- The Art and Science of Designing and Deploying Web-Based Real-Time Customer Information
Lawrence Harman and Uma Shama, PhD, Bridgewater State University, Bridgewater, MA
- GIS Data in Real Time Transit Management Systems
Joachim Pfeiffer, Booz Allen Hamilton Inc., San Francisco, CA
Bus Rapid Transit (BRT) – Speakers in this session will present research in BRT impacts on property value, transit accessibility, and the role of GIS in identifying BRT corridors.
- Land Use Impacts of Bus Rapid Transit (BRT): The Boston Silver Line
Victoria Perk and Steven Reader, Ph.D., Center for Urban Transportation Research, Tampa, FL
- Identification of Bus Rapid Transit Corridor in a GIS Environment
Vimal Kr. Gahlot, Research Scholar, MNIT, Jaipur, India
- BRT’s Impact on Transit Accessibility
Cheryl Thole, Center for Urban Transportation Research , Tampa, FL
A poster session (still accepting submissions), exhibition and networking events round out the conference experience.

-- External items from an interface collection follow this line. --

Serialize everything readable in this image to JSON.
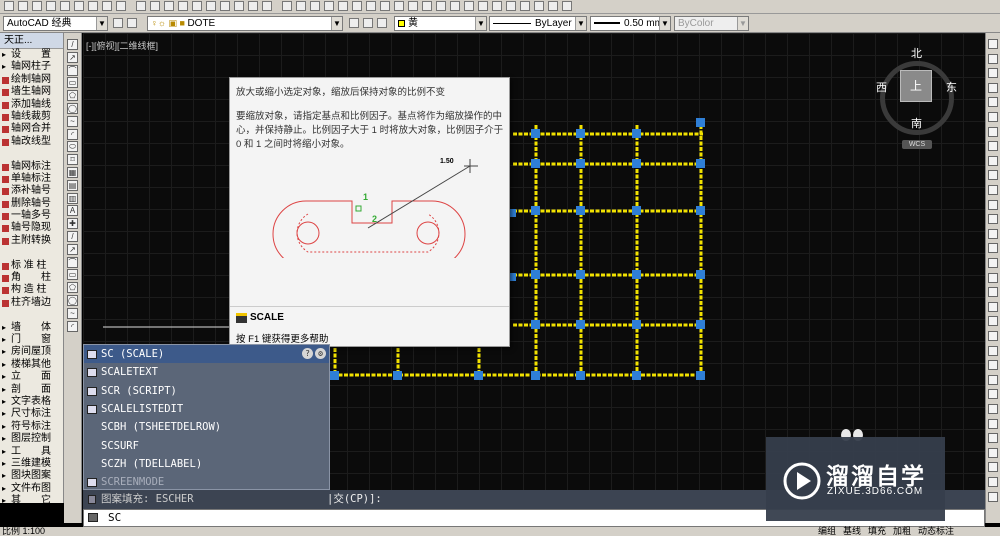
{
  "toolbar": {
    "workspace": "AutoCAD 经典",
    "layer": "DOTE",
    "color": "黄",
    "linetype": "ByLayer",
    "lineweight": "0.50 mm",
    "plotstyle": "ByColor"
  },
  "left_panel": {
    "title": "天正...",
    "items": [
      {
        "label": "设　　置",
        "cat": true
      },
      {
        "label": "轴网柱子",
        "cat": true
      },
      {
        "label": "绘制轴网"
      },
      {
        "label": "墙生轴网"
      },
      {
        "label": "添加轴线"
      },
      {
        "label": "轴线裁剪"
      },
      {
        "label": "轴网合并"
      },
      {
        "label": "轴改线型"
      },
      {
        "label": ""
      },
      {
        "label": "轴网标注"
      },
      {
        "label": "单轴标注"
      },
      {
        "label": "添补轴号"
      },
      {
        "label": "删除轴号"
      },
      {
        "label": "一轴多号"
      },
      {
        "label": "轴号隐现"
      },
      {
        "label": "主附转换"
      },
      {
        "label": ""
      },
      {
        "label": "标 准 柱"
      },
      {
        "label": "角　　柱"
      },
      {
        "label": "构 造 柱"
      },
      {
        "label": "柱齐墙边"
      },
      {
        "label": ""
      },
      {
        "label": "墙　　体",
        "cat": true
      },
      {
        "label": "门　　窗",
        "cat": true
      },
      {
        "label": "房间屋顶",
        "cat": true
      },
      {
        "label": "楼梯其他",
        "cat": true
      },
      {
        "label": "立　　面",
        "cat": true
      },
      {
        "label": "剖　　面",
        "cat": true
      },
      {
        "label": "文字表格",
        "cat": true
      },
      {
        "label": "尺寸标注",
        "cat": true
      },
      {
        "label": "符号标注",
        "cat": true
      },
      {
        "label": "图层控制",
        "cat": true
      },
      {
        "label": "工　　具",
        "cat": true
      },
      {
        "label": "三维建模",
        "cat": true
      },
      {
        "label": "图块图案",
        "cat": true
      },
      {
        "label": "文件布图",
        "cat": true
      },
      {
        "label": "其　　它",
        "cat": true
      },
      {
        "label": "帮助演示",
        "cat": true
      }
    ]
  },
  "viewport_label": "[-][俯视][二维线框]",
  "viewcube": {
    "north": "北",
    "south": "南",
    "east": "东",
    "west": "西",
    "top": "上",
    "wcs": "WCS"
  },
  "tooltip": {
    "summary": "放大或缩小选定对象，缩放后保持对象的比例不变",
    "description": "要缩放对象，请指定基点和比例因子。基点将作为缩放操作的中心，并保持静止。比例因子大于 1 时将放大对象，比例因子介于 0 和 1 之间时将缩小对象。",
    "diagram_value": "1.50",
    "diagram_label1": "1",
    "diagram_label2": "2",
    "command": "SCALE",
    "help": "按 F1 键获得更多帮助"
  },
  "autocomplete": {
    "items": [
      {
        "label": "SC (SCALE)"
      },
      {
        "label": "SCALETEXT"
      },
      {
        "label": "SCR (SCRIPT)"
      },
      {
        "label": "SCALELISTEDIT"
      },
      {
        "label": "SCBH (TSHEETDELROW)"
      },
      {
        "label": "SCSURF"
      },
      {
        "label": "SCZH (TDELLABEL)"
      },
      {
        "label": "SCREENMODE"
      }
    ]
  },
  "command_history": {
    "left": "图案填充: ESCHER",
    "right": "|交(CP)]:"
  },
  "command_input": "SC",
  "statusbar": {
    "scale": "比例 1:100",
    "items": [
      "编组",
      "基线",
      "填充",
      "加粗",
      "动态标注"
    ]
  },
  "watermark": {
    "brand": "溜溜自学",
    "url": "ZIXUE.3D66.COM"
  }
}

Registration and hotel discounts are available through the end of August. For complete conference, exhibits, travel and registration information, visit http://www.urisa.org/gis_transit today!
[Source: URISA press release]

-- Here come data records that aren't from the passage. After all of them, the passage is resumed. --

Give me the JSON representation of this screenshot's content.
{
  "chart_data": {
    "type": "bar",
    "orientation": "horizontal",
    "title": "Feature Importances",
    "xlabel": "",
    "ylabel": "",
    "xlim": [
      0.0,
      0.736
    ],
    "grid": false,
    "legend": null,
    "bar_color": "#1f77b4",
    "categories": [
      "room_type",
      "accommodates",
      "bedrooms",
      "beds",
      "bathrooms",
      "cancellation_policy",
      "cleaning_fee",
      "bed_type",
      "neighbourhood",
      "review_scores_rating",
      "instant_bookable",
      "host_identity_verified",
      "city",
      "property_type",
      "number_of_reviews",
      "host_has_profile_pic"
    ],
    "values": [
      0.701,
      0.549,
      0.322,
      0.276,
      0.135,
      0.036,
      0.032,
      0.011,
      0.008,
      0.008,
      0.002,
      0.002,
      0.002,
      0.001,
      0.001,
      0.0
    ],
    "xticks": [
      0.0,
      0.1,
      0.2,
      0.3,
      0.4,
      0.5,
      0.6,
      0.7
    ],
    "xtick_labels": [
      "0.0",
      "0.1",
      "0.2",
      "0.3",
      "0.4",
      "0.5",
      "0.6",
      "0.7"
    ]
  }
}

General Technical Report #PNW-GTR-846, U.S. Department of Agriculture, Forest Service, Pacific Northwest Research Station, 2011
Bennett, Victoria J.; Smith, Winston P.; and Betts, Matthew G.
“Transportation corridors (notably roads) affect wildlife habitat, populations, and entire ecosystems. Considerable effort has been expended to quantify direct effects of roads on wildlife populations and ecological communities and processes. Much less effort has been expended toward quantifying indirect effects. In this report, we provide a comprehensive review of road/transportation corridor ecology; in particular, how this new field of ecology has advanced worldwide. Further, we discuss how research thus far has shaped our understanding and views of the ecological implications of transportation infrastructures, and, in turn, how this has led to the current guidance, policies, and management options. We learned that the impacts of transportation infrastructures are a global issue, with the potential to affect a wide variety of taxonomically diverse species and ecosystems. Because the majority of research to date has focused on the direct and more aesthetic and anthropocentric implications of transportation corridors, mainly wildlife-vehicle collisions, it is a fairly standard practice to incorporate underpasses, green bridges (i.e., overpasses), fencing, and barriers into road corridors to alleviate such impacts. Few studies, however, have been able to demonstrate the efficiency of these structures. Furthermore, it is becoming increasingly evident that the indirect implications of transportation infrastructures (i.e., behavioral responses of wildlife individuals to roads) may be more pervasive, at least from the standpoint of biological diversity. Understanding how road corridors influence the functional connectivity of landscapes is crucial if we are to effectively manage species of concern. With these issues in mind, we propose a program of study that addresses the indirect and cumulative implications of transportation infrastructure on species distributions, community structure and ecosystem function.”